Archives for the ‘18th century’ Category
Britain under George I actually had two decades of relative peace and stability. The most significant events of that period were the internal political affairs. In fact, throughout those years a smooth transition from limited monarchy to Parliamentary government took place in Great Britain. One of the important events of that time became the appointment […]
In the wake of the American war, many old institutions were reexamined. The Economical Reform Act of 1782 reduced the patronage powers of the king and his ministers. The Irish Parliament, controlled by Anglo-Irish Protestants, won a greater degree of independence.
Long accustomed to a considerable degree of self-government and freed, after 1763, from the French danger, American colonists resented any attempts to make them pay a share of the cost of imperial defence in the form of assorted taxes and duties. They also resented British attempts to treat colonial legislatures as secondary to the government […]
In 1760, the aged George II was succeeded by his grandson, George III. Unlike his predecessors, George III was more interested in English than German affairs. George tried to enter politics as an independent force. He did not attempt to free himself from the control of Parliament, as the time when that was possible had […]
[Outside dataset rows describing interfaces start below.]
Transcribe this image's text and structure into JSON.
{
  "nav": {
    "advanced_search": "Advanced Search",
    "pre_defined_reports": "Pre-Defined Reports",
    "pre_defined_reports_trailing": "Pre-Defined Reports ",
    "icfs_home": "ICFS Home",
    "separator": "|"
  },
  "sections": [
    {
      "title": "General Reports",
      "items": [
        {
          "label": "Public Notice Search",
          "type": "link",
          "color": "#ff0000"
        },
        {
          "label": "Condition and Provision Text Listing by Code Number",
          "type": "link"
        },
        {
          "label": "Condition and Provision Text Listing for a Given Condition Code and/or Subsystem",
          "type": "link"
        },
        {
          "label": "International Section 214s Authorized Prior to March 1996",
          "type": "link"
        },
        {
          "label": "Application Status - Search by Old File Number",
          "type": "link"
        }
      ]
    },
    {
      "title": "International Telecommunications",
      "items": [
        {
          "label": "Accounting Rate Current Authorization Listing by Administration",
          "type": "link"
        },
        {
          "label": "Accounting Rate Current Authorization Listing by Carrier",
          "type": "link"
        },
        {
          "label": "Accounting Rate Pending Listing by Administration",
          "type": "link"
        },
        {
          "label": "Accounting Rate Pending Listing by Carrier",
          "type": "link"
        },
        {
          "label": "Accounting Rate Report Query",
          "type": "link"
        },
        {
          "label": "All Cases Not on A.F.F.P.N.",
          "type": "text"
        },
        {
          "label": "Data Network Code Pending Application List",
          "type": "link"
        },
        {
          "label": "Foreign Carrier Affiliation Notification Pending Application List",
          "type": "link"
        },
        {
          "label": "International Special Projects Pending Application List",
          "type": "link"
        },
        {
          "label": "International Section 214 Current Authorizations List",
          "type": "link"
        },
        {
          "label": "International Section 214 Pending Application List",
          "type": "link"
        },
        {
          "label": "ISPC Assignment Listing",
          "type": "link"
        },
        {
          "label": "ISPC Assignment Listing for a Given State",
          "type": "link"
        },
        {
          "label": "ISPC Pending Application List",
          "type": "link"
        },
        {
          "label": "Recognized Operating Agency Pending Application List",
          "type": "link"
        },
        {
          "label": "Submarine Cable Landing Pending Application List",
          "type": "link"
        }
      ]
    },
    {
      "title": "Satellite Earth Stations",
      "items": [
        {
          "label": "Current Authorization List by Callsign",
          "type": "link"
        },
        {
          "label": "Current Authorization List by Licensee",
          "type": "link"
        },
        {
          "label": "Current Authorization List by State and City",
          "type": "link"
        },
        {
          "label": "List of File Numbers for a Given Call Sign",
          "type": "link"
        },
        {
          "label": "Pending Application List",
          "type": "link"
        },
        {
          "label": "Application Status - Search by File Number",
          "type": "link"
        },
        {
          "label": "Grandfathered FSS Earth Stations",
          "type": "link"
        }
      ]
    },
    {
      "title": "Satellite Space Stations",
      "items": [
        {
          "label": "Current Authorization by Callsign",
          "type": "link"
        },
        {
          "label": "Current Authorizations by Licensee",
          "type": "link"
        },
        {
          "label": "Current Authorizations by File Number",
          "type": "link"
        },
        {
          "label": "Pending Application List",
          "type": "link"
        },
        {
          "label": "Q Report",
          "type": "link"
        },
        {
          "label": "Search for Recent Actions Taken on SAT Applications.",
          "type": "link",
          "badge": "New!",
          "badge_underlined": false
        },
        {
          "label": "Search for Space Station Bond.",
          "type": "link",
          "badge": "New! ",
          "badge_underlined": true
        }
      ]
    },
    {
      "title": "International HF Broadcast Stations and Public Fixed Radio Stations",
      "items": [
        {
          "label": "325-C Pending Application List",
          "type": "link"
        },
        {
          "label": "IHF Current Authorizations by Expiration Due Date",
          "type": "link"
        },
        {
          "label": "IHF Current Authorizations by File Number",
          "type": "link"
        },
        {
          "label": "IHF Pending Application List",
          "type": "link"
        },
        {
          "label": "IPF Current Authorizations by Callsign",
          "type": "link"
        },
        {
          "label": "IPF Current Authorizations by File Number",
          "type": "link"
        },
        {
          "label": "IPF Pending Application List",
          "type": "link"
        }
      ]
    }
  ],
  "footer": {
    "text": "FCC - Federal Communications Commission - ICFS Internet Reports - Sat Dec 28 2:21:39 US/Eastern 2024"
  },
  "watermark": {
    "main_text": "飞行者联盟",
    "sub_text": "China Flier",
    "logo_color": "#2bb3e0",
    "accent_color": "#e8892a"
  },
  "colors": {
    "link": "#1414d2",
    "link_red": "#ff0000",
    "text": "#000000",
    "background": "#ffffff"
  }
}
Most workers lived in desperate poverty, just barely surviving on the wages they earned. In cities, they paid high prices for both food and housing.
If Britain’s economy was to continue to expand, the country would have to seek the markets abroad, while holding down living standards at home in order to keep production costs low. The duty of the poor was clear: it was not their business to spend more. They were just more. A detailed and properly documented […]
With the industrialization, the British middle class grew larger and more influential as the number of financiers, factory owners and capitalist farmers increased. The upper class still possessed the land and titles, but the industrial middle class had the money. During the whole of the 18th century, the landed aristocracy, which largely controlled Parliament, firmly […]
During the first half of the 18th century, the population of Great Britain increased by less than 15 percent. Between 1751 and 1801, the year of the first official census, the number rose by two-thirds to 10.7 million. During the next fifty years, the population of the country doubled. The reasons include a decline of […]
William III had to do much to secure his hold, not only upon England but upon Scotland and Ireland. In 1689 James II landed in Ireland, where he had an army ready to hand, and was easily able to stir up a national rising of the native Catholics against the Protestant “garrison”. In July 1690 […]